● **YOUR GOAL**: Only an exact copy is wanted: the lines from the one holding "Convert this screenshot" through the last line below, minus the pictures.

[RECORDS FOR PROCESSING — start]

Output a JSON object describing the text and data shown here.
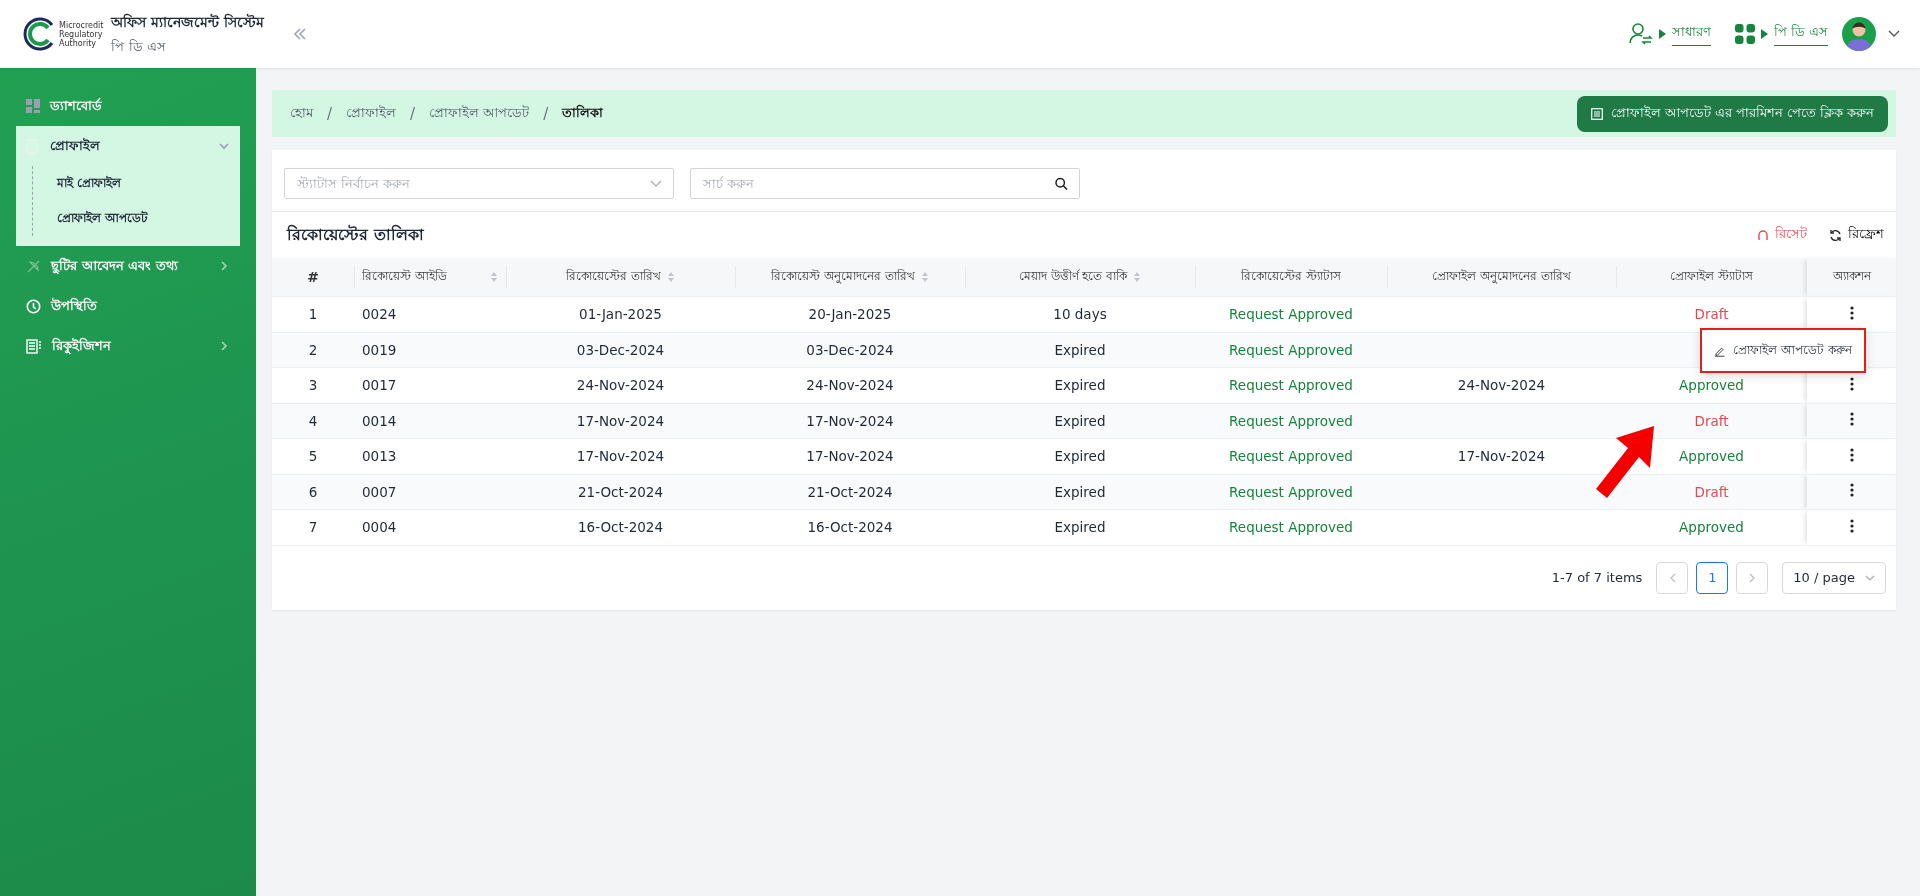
{
  "header": {
    "logo_text": [
      "Microcredit",
      "Regulatory",
      "Authority"
    ],
    "app_title": "অফিস ম্যানেজমেন্ট সিস্টেম",
    "app_subtitle": "পি ডি এস",
    "role_link": "সাধারণ",
    "office_link": "পি ডি এস"
  },
  "sidebar": {
    "items": [
      {
        "label": "ড্যাশবোর্ড"
      },
      {
        "label": "প্রোফাইল",
        "expanded": true,
        "children": [
          {
            "label": "মাই প্রোফাইল"
          },
          {
            "label": "প্রোফাইল আপডেট"
          }
        ]
      },
      {
        "label": "ছুটির আবেদন এবং তথ্য",
        "expanded": false
      },
      {
        "label": "উপস্থিতি"
      },
      {
        "label": "রিকুইজিশন",
        "expanded": false
      }
    ]
  },
  "breadcrumb_separator": "/",
  "breadcrumb": [
    {
      "label": "হোম",
      "current": false
    },
    {
      "label": "প্রোফাইল",
      "current": false
    },
    {
      "label": "প্রোফাইল আপডেট",
      "current": false
    },
    {
      "label": "তালিকা",
      "current": true
    }
  ],
  "permission_button": "প্রোফাইল আপডেট এর পারমিশন পেতে ক্লিক করুন",
  "filters": {
    "status_placeholder": "স্ট্যাটাস নির্বাচন করুন",
    "search_placeholder": "সার্চ করুন"
  },
  "list_title": "রিকোয়েস্টের তালিকা",
  "reset_button": "রিসেট",
  "refresh_button": "রিফ্রেশ",
  "table": {
    "columns": [
      {
        "label": "#",
        "sortable": false
      },
      {
        "label": "রিকোয়েস্ট আইডি",
        "sortable": true
      },
      {
        "label": "রিকোয়েস্টের তারিখ",
        "sortable": true
      },
      {
        "label": "রিকোয়েস্ট অনুমোদনের তারিখ",
        "sortable": true
      },
      {
        "label": "মেয়াদ উত্তীর্ণ হতে বাকি",
        "sortable": true
      },
      {
        "label": "রিকোয়েস্টের স্ট্যাটাস",
        "sortable": false
      },
      {
        "label": "প্রোফাইল অনুমোদনের তারিখ",
        "sortable": false
      },
      {
        "label": "প্রোফাইল স্ট্যাটাস",
        "sortable": false
      },
      {
        "label": "অ্যাকশন",
        "sortable": false
      }
    ],
    "rows": [
      {
        "number": "1",
        "request_id": "0024",
        "request_date": "01-Jan-2025",
        "approval_date": "20-Jan-2025",
        "remaining": "10 days",
        "request_status": "Request Approved",
        "profile_status": "Draft",
        "color": "#e5484d"
      },
      {
        "number": "2",
        "request_id": "0019",
        "request_date": "03-Dec-2024",
        "approval_date": "03-Dec-2024",
        "remaining": "Expired",
        "request_status": "Request Approved"
      },
      {
        "number": "3",
        "request_id": "0017",
        "request_date": "24-Nov-2024",
        "approval_date": "24-Nov-2024",
        "remaining": "Expired",
        "request_status": "Request Approved",
        "profile_approval_date": "24-Nov-2024",
        "profile_status": "Approved",
        "color": "#15843c"
      },
      {
        "number": "4",
        "request_id": "0014",
        "request_date": "17-Nov-2024",
        "approval_date": "17-Nov-2024",
        "remaining": "Expired",
        "request_status": "Request Approved",
        "profile_status": "Draft",
        "color": "#e5484d"
      },
      {
        "number": "5",
        "request_id": "0013",
        "request_date": "17-Nov-2024",
        "approval_date": "17-Nov-2024",
        "remaining": "Expired",
        "request_status": "Request Approved",
        "profile_approval_date": "17-Nov-2024",
        "profile_status": "Approved",
        "color": "#15843c"
      },
      {
        "number": "6",
        "request_id": "0007",
        "request_date": "21-Oct-2024",
        "approval_date": "21-Oct-2024",
        "remaining": "Expired",
        "request_status": "Request Approved",
        "profile_status": "Draft",
        "color": "#e5484d"
      },
      {
        "number": "7",
        "request_id": "0004",
        "request_date": "16-Oct-2024",
        "approval_date": "16-Oct-2024",
        "remaining": "Expired",
        "request_status": "Request Approved",
        "profile_status": "Approved",
        "color": "#15843c"
      }
    ]
  },
  "action_menu": {
    "label": "প্রোফাইল আপডেট করুন",
    "highlighted": true
  },
  "pagination": {
    "summary": "1-7 of 7 items",
    "pages": [
      {
        "label": "1",
        "selected": true
      }
    ],
    "page_size": "10 / page"
  }
}
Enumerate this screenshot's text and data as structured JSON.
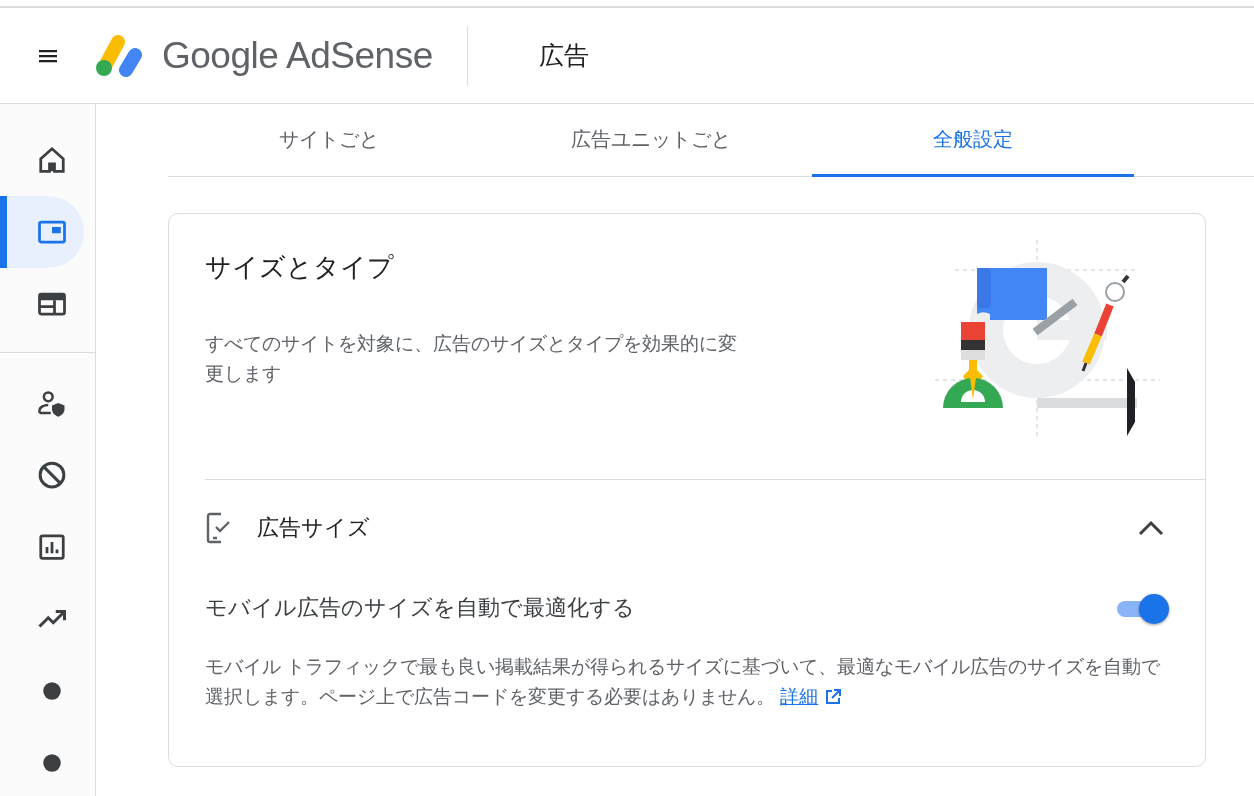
{
  "header": {
    "product": "Google AdSense",
    "page_title": "広告"
  },
  "sidebar": {
    "items": [
      {
        "kind": "home",
        "selected": false
      },
      {
        "kind": "ads",
        "selected": true
      },
      {
        "kind": "layout",
        "selected": false
      },
      {
        "kind": "divider"
      },
      {
        "kind": "privacy",
        "selected": false
      },
      {
        "kind": "block",
        "selected": false
      },
      {
        "kind": "report",
        "selected": false
      },
      {
        "kind": "trend",
        "selected": false
      },
      {
        "kind": "dot",
        "selected": false
      },
      {
        "kind": "dot",
        "selected": false
      }
    ]
  },
  "tabs": [
    {
      "label": "サイトごと",
      "selected": false
    },
    {
      "label": "広告ユニットごと",
      "selected": false
    },
    {
      "label": "全般設定",
      "selected": true
    }
  ],
  "card": {
    "title": "サイズとタイプ",
    "description": "すべてのサイトを対象に、広告のサイズとタイプを効果的に変更します",
    "section": {
      "title": "広告サイズ",
      "expanded": true,
      "setting": {
        "label": "モバイル広告のサイズを自動で最適化する",
        "on": true,
        "description": "モバイル トラフィックで最も良い掲載結果が得られるサイズに基づいて、最適なモバイル広告のサイズを自動で選択します。ページ上で広告コードを変更する必要はありません。",
        "link": "詳細"
      }
    }
  }
}
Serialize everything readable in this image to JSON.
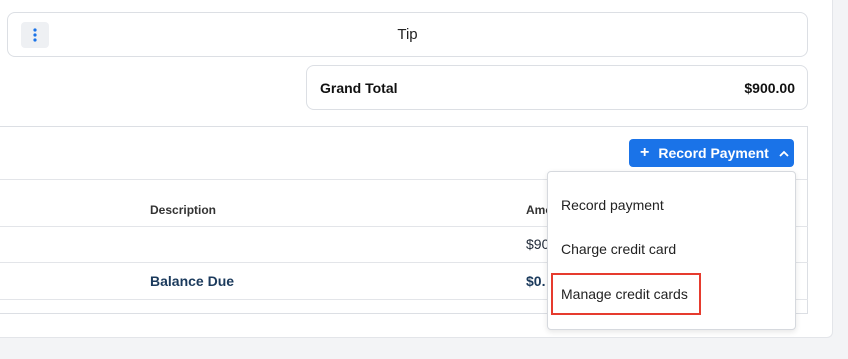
{
  "tip": {
    "label": "Tip"
  },
  "grand_total": {
    "label": "Grand Total",
    "value": "$900.00"
  },
  "record_payment": {
    "label": "Record Payment",
    "plus": "+"
  },
  "table": {
    "headers": {
      "description": "Description",
      "amount": "Amo"
    },
    "rows": [
      {
        "description": "",
        "amount": "$90"
      },
      {
        "description": "Balance Due",
        "amount": "$0."
      }
    ]
  },
  "dropdown": {
    "items": [
      "Record payment",
      "Charge credit card",
      "Manage credit cards"
    ]
  },
  "colors": {
    "accent": "#1a73e8",
    "balance_text": "#1b3a5c",
    "highlight": "#e63b2e"
  }
}
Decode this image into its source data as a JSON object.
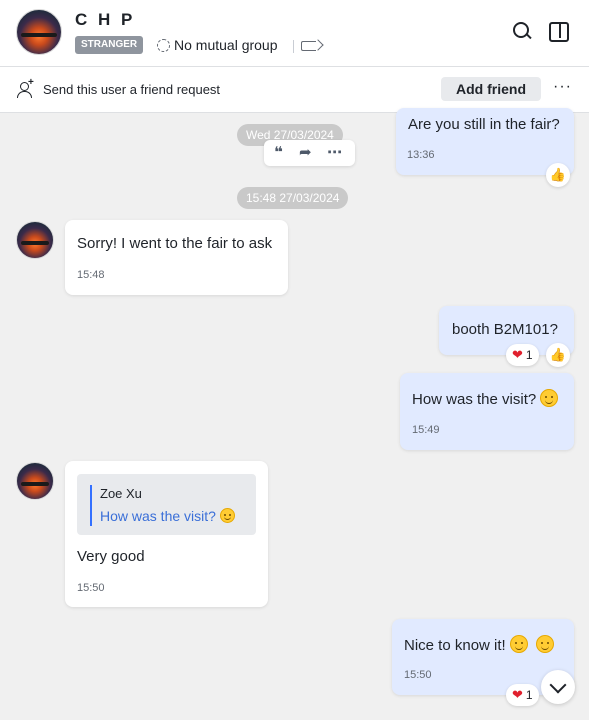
{
  "header": {
    "name": "C H P",
    "badge": "STRANGER",
    "mutual_group": "No mutual group",
    "icons": [
      "search-icon",
      "side-panel-icon",
      "tag-icon",
      "group-icon"
    ]
  },
  "friend_request_bar": {
    "text": "Send this user a friend request",
    "add_button": "Add friend",
    "more": "···"
  },
  "messages": [
    {
      "side": "out",
      "text": "Are you still in the fair?",
      "time": "13:36",
      "reaction": "thumbs-up-icon"
    },
    {
      "side": "in",
      "text": "Sorry! I went to the fair to ask",
      "time": "15:48"
    },
    {
      "side": "out",
      "text": "booth B2M101?",
      "reaction_count": "1",
      "reaction": "heart-icon"
    },
    {
      "side": "out",
      "text": "How was the visit?",
      "emoji": "smile-emoji",
      "time": "15:49"
    },
    {
      "side": "in",
      "quote_author": "Zoe Xu",
      "quote_text": "How was the visit?",
      "text": "Very good",
      "time": "15:50"
    },
    {
      "side": "out",
      "text": "Nice to know it!",
      "emoji": "smile-emoji x2",
      "time": "15:50",
      "reaction_count": "1"
    }
  ],
  "date_chips": [
    "Wed 27/03/2024",
    "15:48 27/03/2024"
  ],
  "hover_actions": [
    "quote-icon",
    "forward-icon",
    "more-icon"
  ],
  "colors": {
    "outgoing_bubble": "#e1eaff",
    "incoming_bubble": "#ffffff",
    "background": "#f0f0f0",
    "accent": "#3370ff"
  }
}
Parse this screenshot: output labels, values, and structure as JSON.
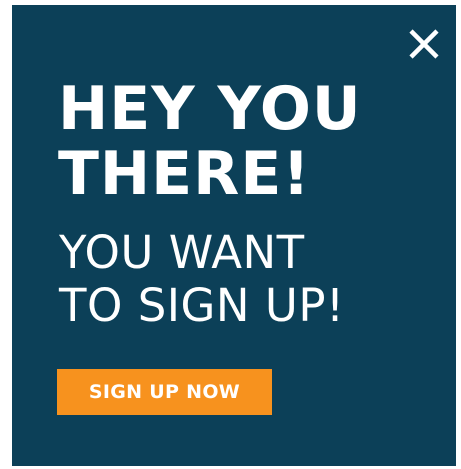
{
  "popup": {
    "background_color": "#0c4058",
    "close_icon": "close-icon",
    "headline_lines": [
      "HEY YOU",
      "THERE!"
    ],
    "subhead_lines": [
      "YOU WANT",
      "TO SIGN UP!"
    ],
    "cta": {
      "label": "SIGN UP NOW",
      "color": "#f7921e"
    }
  }
}
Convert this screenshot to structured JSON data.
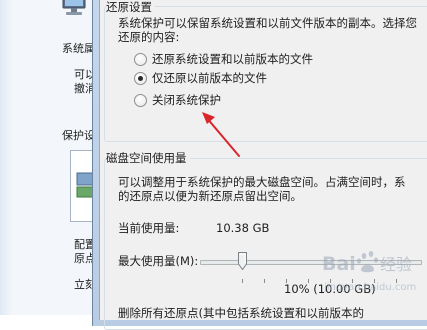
{
  "background_window": {
    "labels": [
      "系统属",
      "可以",
      "撤消",
      "保护设",
      "配置",
      "原点",
      "立刻"
    ]
  },
  "dialog": {
    "restore_settings": {
      "heading": "还原设置",
      "description_line1": "系统保护可以保留系统设置和以前文件版本的副本。选择您",
      "description_line2": "还原的内容:",
      "options": [
        {
          "label": "还原系统设置和以前版本的文件",
          "checked": false
        },
        {
          "label": "仅还原以前版本的文件",
          "checked": true
        },
        {
          "label": "关闭系统保护",
          "checked": false
        }
      ]
    },
    "disk_space": {
      "heading": "磁盘空间使用量",
      "description_line1": "可以调整用于系统保护的最大磁盘空间。占满空间时，系",
      "description_line2": "的还原点以便为新还原点留出空间。",
      "current_usage_label": "当前使用量:",
      "current_usage_value": "10.38 GB",
      "max_usage_label": "最大使用量(M):",
      "max_usage_percent": 10,
      "max_usage_readout": "10% (10.00 GB)",
      "delete_text_partial": "删除所有还原点(其中包括系统设置和以前版本的"
    }
  },
  "annotation": {
    "arrow_color": "#d9262b"
  },
  "watermark": {
    "text": "Baidu 经验",
    "url_text": "jingyan.baidu.com"
  }
}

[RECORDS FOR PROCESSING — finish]

● **PROBLEM SOLUTION**:
Convert this screenshot to structured JSON data.
{
  "background_window": {
    "labels": [
      "系统属",
      "可以",
      "撤消",
      "保护设",
      "配置",
      "原点",
      "立刻"
    ]
  },
  "dialog": {
    "restore_settings": {
      "heading": "还原设置",
      "description_line1": "系统保护可以保留系统设置和以前文件版本的副本。选择您",
      "description_line2": "还原的内容:",
      "options": [
        {
          "label": "还原系统设置和以前版本的文件",
          "checked": false
        },
        {
          "label": "仅还原以前版本的文件",
          "checked": true
        },
        {
          "label": "关闭系统保护",
          "checked": false
        }
      ]
    },
    "disk_space": {
      "heading": "磁盘空间使用量",
      "description_line1": "可以调整用于系统保护的最大磁盘空间。占满空间时，系",
      "description_line2": "的还原点以便为新还原点留出空间。",
      "current_usage_label": "当前使用量:",
      "current_usage_value": "10.38 GB",
      "max_usage_label": "最大使用量(M):",
      "max_usage_percent": 10,
      "max_usage_readout": "10% (10.00 GB)",
      "delete_text_partial": "删除所有还原点(其中包括系统设置和以前版本的"
    }
  },
  "annotation": {
    "arrow_color": "#d9262b"
  },
  "watermark": {
    "text": "Baidu 经验",
    "url_text": "jingyan.baidu.com"
  }
}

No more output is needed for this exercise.